In 1997, following a move back to Illinois, Legler joined the ILARNG, branching as a Transportation officer, and then later as a Chemical officer.
Legler served with the 1244th Transportation Company, based in North Riverside, Illinois, and later as the Commander, 1644th Transportation Company, based in Rock Falls, Illinois. He’s also served in the then-404th Chemical Brigade, headquartered in Normal, Illinois and later in the 44th Chemical Battalion, based in Bloomington, Illinois, during which he transitioned to the Chemical Corps branch, serving as battalion’s training officer and later as the executive officer.
Legler, who has served as a traditional Guardsman throughout his career, was hired as a dual-status technician in 2009, serving in the domestic operations branch in the Illinois Army National Guard’s Operations and Training directorate (G3).
Legler moved to the Joint Staff when it was formed and was assigned to the strategic planning directorate (J5).
He deployed three times during his military career, from 2006-2007 as the coalition transportation operations officer with the 377th Theater Sustainment Command, based at Camp Arifjan, Kuwait; in 2012-2013 as a member of the Bilateral Embedded Support Team (BEST) A-10 to Afghanistan; and in 2019 as Commander, BEST A-23, to Bagram Air Base, Afghanistan.
Legler thanked his friends and family for their support over the years.
“Thank you to my wife, Krista, my children Casey and Christian, and granddaughter Sophia,” he said. “I have missed birthdays and other events, and you have sacrificed a father with no say in the matter. I can’t go back and recapture that time, but we won’t have to worry about any additional missed time.”
Legler also thanked his fellow Soldiers in the Illinois National Guard.
“I am lucky to have people like you in my life and who have remained a part of my life throughout my career,” he said. “I am looking forward to supporting you and your families in my civilian role as you continue doing the important work of defending our nation and our communities.”
Although Legler has hung up his uniform, he looks forward to his continued service to members of the Illinois National Guard and their families in his civilian role as the Director of State Family Programs, Illinois Army National Guard, a position he’s held since 2020.
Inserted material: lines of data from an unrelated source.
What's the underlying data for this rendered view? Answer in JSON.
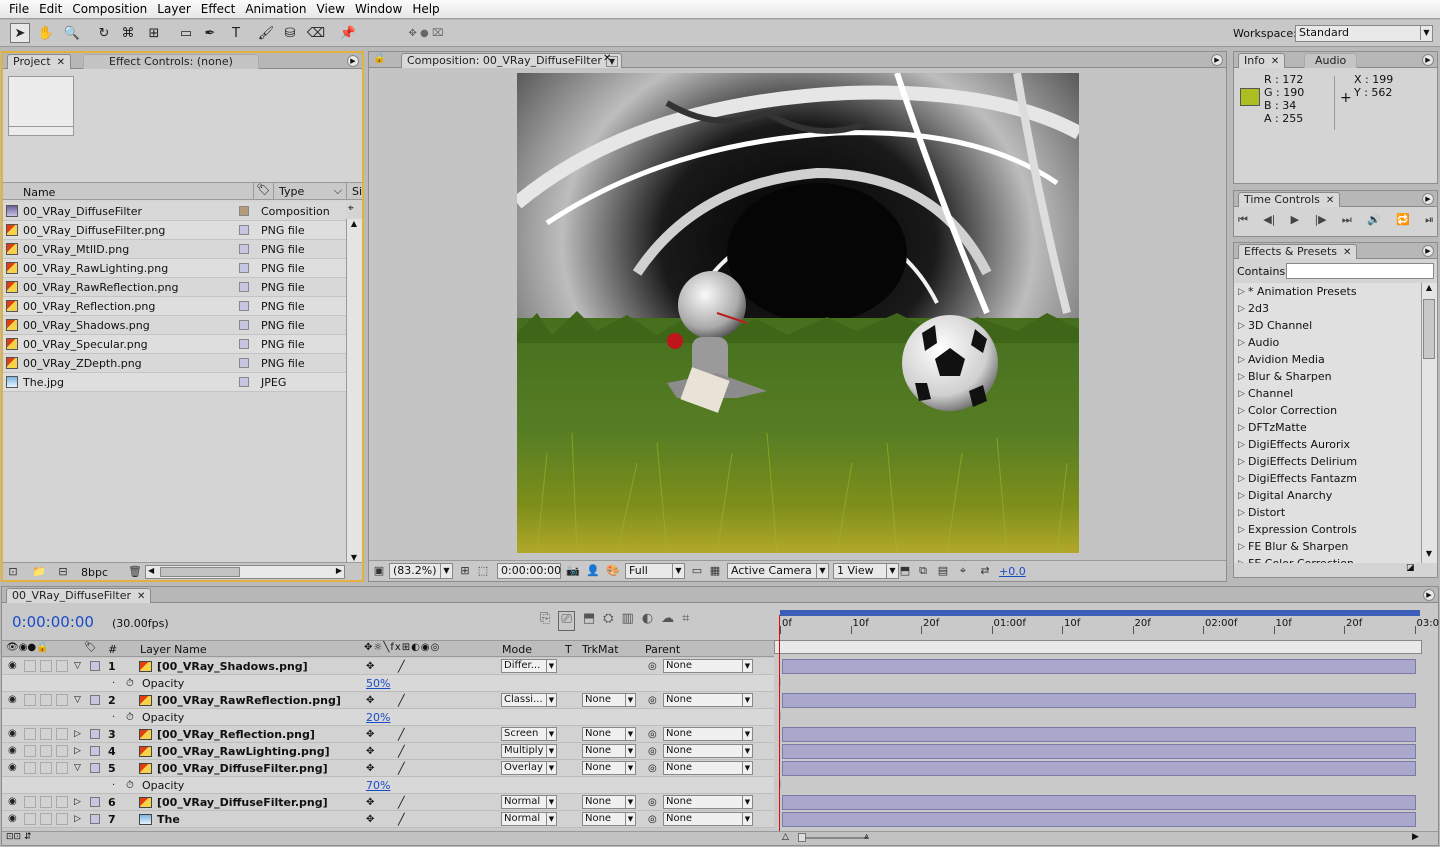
{
  "menu": [
    "File",
    "Edit",
    "Composition",
    "Layer",
    "Effect",
    "Animation",
    "View",
    "Window",
    "Help"
  ],
  "workspace": {
    "label": "Workspace:",
    "value": "Standard"
  },
  "project_panel": {
    "tabs": [
      {
        "label": "Project"
      },
      {
        "label": "Effect Controls: (none)"
      }
    ],
    "columns": {
      "name": "Name",
      "type": "Type",
      "size": "Si"
    },
    "items": [
      {
        "name": "00_VRay_DiffuseFilter",
        "type": "Composition",
        "kind": "comp",
        "swatch": "#b59c78"
      },
      {
        "name": "00_VRay_DiffuseFilter.png",
        "type": "PNG file",
        "kind": "png",
        "swatch": "#c7c6e2"
      },
      {
        "name": "00_VRay_MtlID.png",
        "type": "PNG file",
        "kind": "png",
        "swatch": "#c7c6e2"
      },
      {
        "name": "00_VRay_RawLighting.png",
        "type": "PNG file",
        "kind": "png",
        "swatch": "#c7c6e2"
      },
      {
        "name": "00_VRay_RawReflection.png",
        "type": "PNG file",
        "kind": "png",
        "swatch": "#c7c6e2"
      },
      {
        "name": "00_VRay_Reflection.png",
        "type": "PNG file",
        "kind": "png",
        "swatch": "#c7c6e2"
      },
      {
        "name": "00_VRay_Shadows.png",
        "type": "PNG file",
        "kind": "png",
        "swatch": "#c7c6e2"
      },
      {
        "name": "00_VRay_Specular.png",
        "type": "PNG file",
        "kind": "png",
        "swatch": "#c7c6e2"
      },
      {
        "name": "00_VRay_ZDepth.png",
        "type": "PNG file",
        "kind": "png",
        "swatch": "#c7c6e2"
      },
      {
        "name": "The.jpg",
        "type": "JPEG",
        "kind": "jpg",
        "swatch": "#c7c6e2"
      }
    ],
    "bpc": "8bpc"
  },
  "comp_panel": {
    "tab": "Composition: 00_VRay_DiffuseFilter",
    "zoom": "(83.2%)",
    "timecode": "0:00:00:00",
    "resolution": "Full",
    "camera": "Active Camera",
    "views": "1 View",
    "exposure": "+0.0"
  },
  "info_panel": {
    "tabs": [
      {
        "label": "Info"
      },
      {
        "label": "Audio"
      }
    ],
    "r": "R : 172",
    "g": "G : 190",
    "b": "B : 34",
    "a": "A : 255",
    "x": "X : 199",
    "y": "Y : 562",
    "color": "#acbe22"
  },
  "time_controls": {
    "tab": "Time Controls"
  },
  "effects_panel": {
    "tab": "Effects & Presets",
    "contains_label": "Contains:",
    "items": [
      "* Animation Presets",
      "2d3",
      "3D Channel",
      "Audio",
      "Avidion Media",
      "Blur & Sharpen",
      "Channel",
      "Color Correction",
      "DFTzMatte",
      "DigiEffects Aurorix",
      "DigiEffects Delirium",
      "DigiEffects Fantazm",
      "Digital Anarchy",
      "Distort",
      "Expression Controls",
      "FE Blur & Sharpen",
      "FE Color Correction"
    ]
  },
  "timeline": {
    "tab": "00_VRay_DiffuseFilter",
    "timecode": "0:00:00:00",
    "fps": "(30.00fps)",
    "headers": {
      "num": "#",
      "name": "Layer Name",
      "mode": "Mode",
      "t": "T",
      "trkmat": "TrkMat",
      "parent": "Parent"
    },
    "ruler": [
      "0f",
      "10f",
      "20f",
      "01:00f",
      "10f",
      "20f",
      "02:00f",
      "10f",
      "20f",
      "03:0"
    ],
    "layers": [
      {
        "num": "1",
        "name": "[00_VRay_Shadows.png]",
        "mode": "Differ...",
        "trkmat": "",
        "parent": "None",
        "expanded": true,
        "opacity_label": "Opacity",
        "opacity": "50%"
      },
      {
        "num": "2",
        "name": "[00_VRay_RawReflection.png]",
        "mode": "Classi...",
        "trkmat": "None",
        "parent": "None",
        "expanded": true,
        "opacity_label": "Opacity",
        "opacity": "20%"
      },
      {
        "num": "3",
        "name": "[00_VRay_Reflection.png]",
        "mode": "Screen",
        "trkmat": "None",
        "parent": "None",
        "expanded": false
      },
      {
        "num": "4",
        "name": "[00_VRay_RawLighting.png]",
        "mode": "Multiply",
        "trkmat": "None",
        "parent": "None",
        "expanded": false
      },
      {
        "num": "5",
        "name": "[00_VRay_DiffuseFilter.png]",
        "mode": "Overlay",
        "trkmat": "None",
        "parent": "None",
        "expanded": true,
        "opacity_label": "Opacity",
        "opacity": "70%"
      },
      {
        "num": "6",
        "name": "[00_VRay_DiffuseFilter.png]",
        "mode": "Normal",
        "trkmat": "None",
        "parent": "None",
        "expanded": false
      },
      {
        "num": "7",
        "name": "The",
        "mode": "Normal",
        "trkmat": "None",
        "parent": "None",
        "expanded": false
      }
    ]
  }
}
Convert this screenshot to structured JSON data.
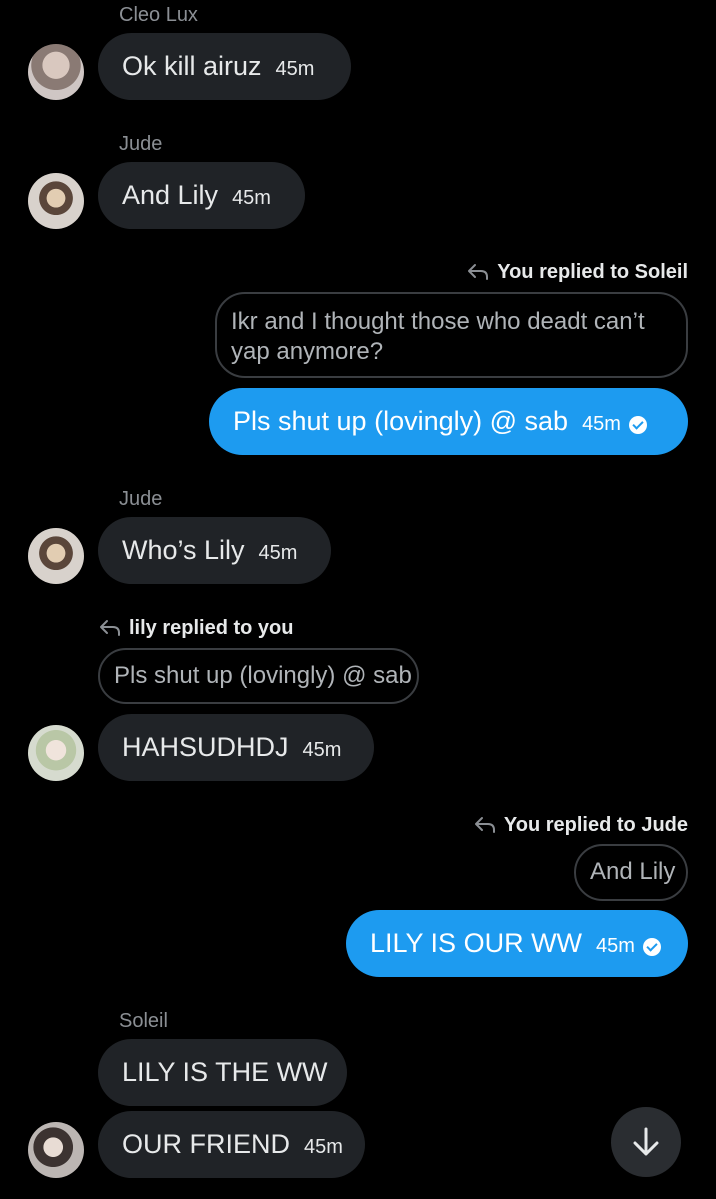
{
  "messages": {
    "m1": {
      "sender": "Cleo Lux",
      "text": "Ok kill airuz",
      "time": "45m"
    },
    "m2": {
      "sender": "Jude",
      "text": "And Lily",
      "time": "45m"
    },
    "m3": {
      "reply_label": "You replied to Soleil",
      "quoted": "Ikr and I thought those who deadt can’t yap anymore?",
      "text": "Pls shut up (lovingly) @ sab",
      "time": "45m"
    },
    "m4": {
      "sender": "Jude",
      "text": "Who’s Lily",
      "time": "45m"
    },
    "m5": {
      "reply_label": "lily replied to you",
      "quoted": "Pls shut up (lovingly) @ sab",
      "text": "HAHSUDHDJ",
      "time": "45m"
    },
    "m6": {
      "reply_label": "You replied to Jude",
      "quoted": "And Lily",
      "text": "LILY IS OUR WW",
      "time": "45m"
    },
    "m7": {
      "sender": "Soleil",
      "text": "LILY IS THE WW"
    },
    "m8": {
      "text": "OUR FRIEND",
      "time": "45m"
    }
  },
  "colors": {
    "background": "#000000",
    "incoming_bubble": "#202327",
    "outgoing_bubble": "#1d9bf0",
    "secondary_text": "#8b8f94"
  },
  "icons": {
    "reply": "reply-arrow-icon",
    "sent": "check-circle-icon",
    "scroll": "arrow-down-icon"
  }
}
“The mission of the Illinois National Guard’s Family Programs is to support the families of service members and the service member as well,” he said. “The goal is to make it as easy for the service member to continue serving by addressing the issues which may come up from time to time. We work to connect the family and the service member to resources available, which they may not know exists.”
Legler said, in his experience, the majority of service members leave the military before they reach the 20-year mark because the family got tired of sharing him or her with the military.
“Family support is incredibly important,” he said. “Without the family’s support service members feel pulled in two directions – the duty of military service and commitment to the family.”
Legler said he wouldn’t have been able to continue serving in the military if his wife and family wasn’t supporting what he was doing.
“Military service takes a toll on family. You will miss important events,” he said. “But if the family doesn’t support the service, you won’t have a service member for long in my opinion.”
Legler offered a last piece of advice.
“Whatever job you take, leave it better than you found it,” he said. “Make things better and make improvements.”